Capel is the latest heir apparent because he returned to Duke’s bench in 2011 after getting canned by Oklahoma. (His first head-coaching job had been at VCU, where he teed up the program for successor Anthony Grant, whose Rams beat Duke in the 2007 NCAA tournament.) Capel presided over a run to the Elite Eight in 2009 — the Sooners were powered by Blake Griffin– but Griffin left to become the No. 1 pick in the NBA draft and everything cratered.
Oklahoma was 13-18 — the program’s first losing season since 1981 — and 14-18 the next two years. It forfeited the 13 wins from 2009-2010 due to the use of an ineligible player. (Capel wasn’t implicated in the NCAA investigation.)

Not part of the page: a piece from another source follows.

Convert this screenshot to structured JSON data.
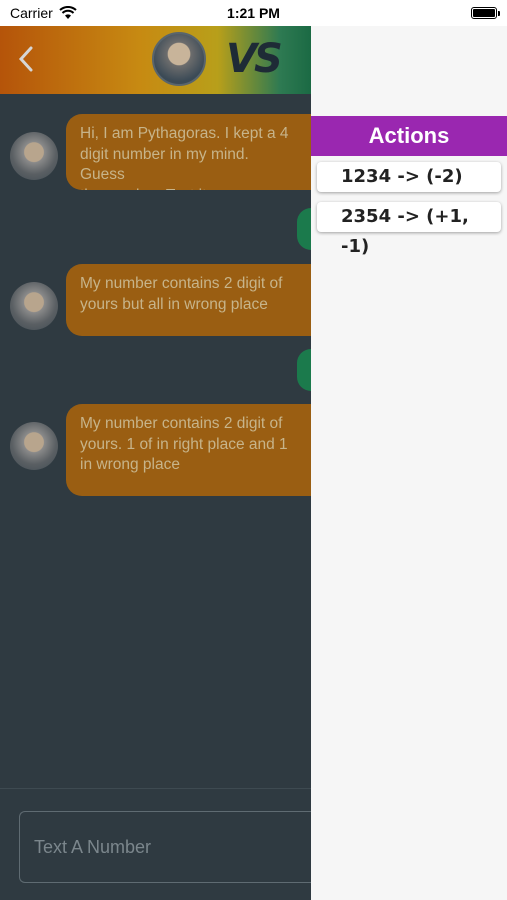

When the Sooners parted with Capel, Berry Tramel of the Oklahoman wrote: “It worked until it didn’t. Until Capel let the program hit quicksand with player defections and NCAA rule violations. There is no reason Capel should be anything but an aberration. This program has been too good too long to stay down.”
(Update: Oklahoma hired Lon Kruger. It’s bound for the Final Four.)
Back at Duke, Capel has been the driving force behind the Blue Devils’ ramped-up recruiting. Duke won the 2015 NCAA title with one-and-dones Jahlil Okafor, Justise Winslow and Tyus Jones. The No. 2 pick in the 2014 NBA draft was Jabari Parker, another Duke one-and-done. The No. 1 pick this June could be Brandon Ingram, yet another.
Arizona State tried to hire Capel last spring, but he removed his name from consideration. (The Sun Devils turned to Bobby Hurley, yet another Dookie.) As Laura Keeley of the Raleigh News & Observer wrote, Krzyzewski went out of his way to gush over Capel, calling his decision to stay in Durham “a huge plus for our program and for me personally. Jeff was a superstar this year.”
As noted in this space, I believe Tech can again rise to being a Tier 2 job in the ACC, alongside Virginia and Notre Dame and North Carolina State. It cannot, however, hope to rival Duke. If there’s a real chance Capel will succeed Krzyzewski, he’s going nowhere. But there’s no succession plan in place, for the simple reason nobody wants the greatest coach since Wooden to leave until he’s good and ready.
Capel is 41, which means he could wait a while but not forever. If such an assurance — “You’re the man after the man” — isn’t forthcoming from Duke, especially with another ACC job his for the presumed taking, he might be persuaded to leave. And yes, he’d be a clear upgrade over Gregory.
Oh, and one thing more: ACC folks were amazed if not aghast over Pitt’s hiring of Kevin Stallings, who might well have gotten fired at Vanderbilt, to replace Jamie Dixon. Hiring a guy away from the SEC isn’t a move often made by an ACC program, especially one that just made the NCAA field. (Though N.C. State did hire Mark Gottfried, who’d been at Alabama but was out of coaching when Debbie Yow called.)
My feeling is that Stallings was among the better pure coaches in the SEC, which has run low on pure coaches. But Vandy had hit a wall, making the NCAA tournament only once in the past four seasons, and then only as a First Four participant this March. Stallings’ last Vanderbilt team was one of his more talented, but it never clicked.
Seventeen years is a long time to be coaching anywhere, and Stallings had gone past the point of diminishing returns in Nashville. But I’m not sure he’s the answer in Pittsburgh.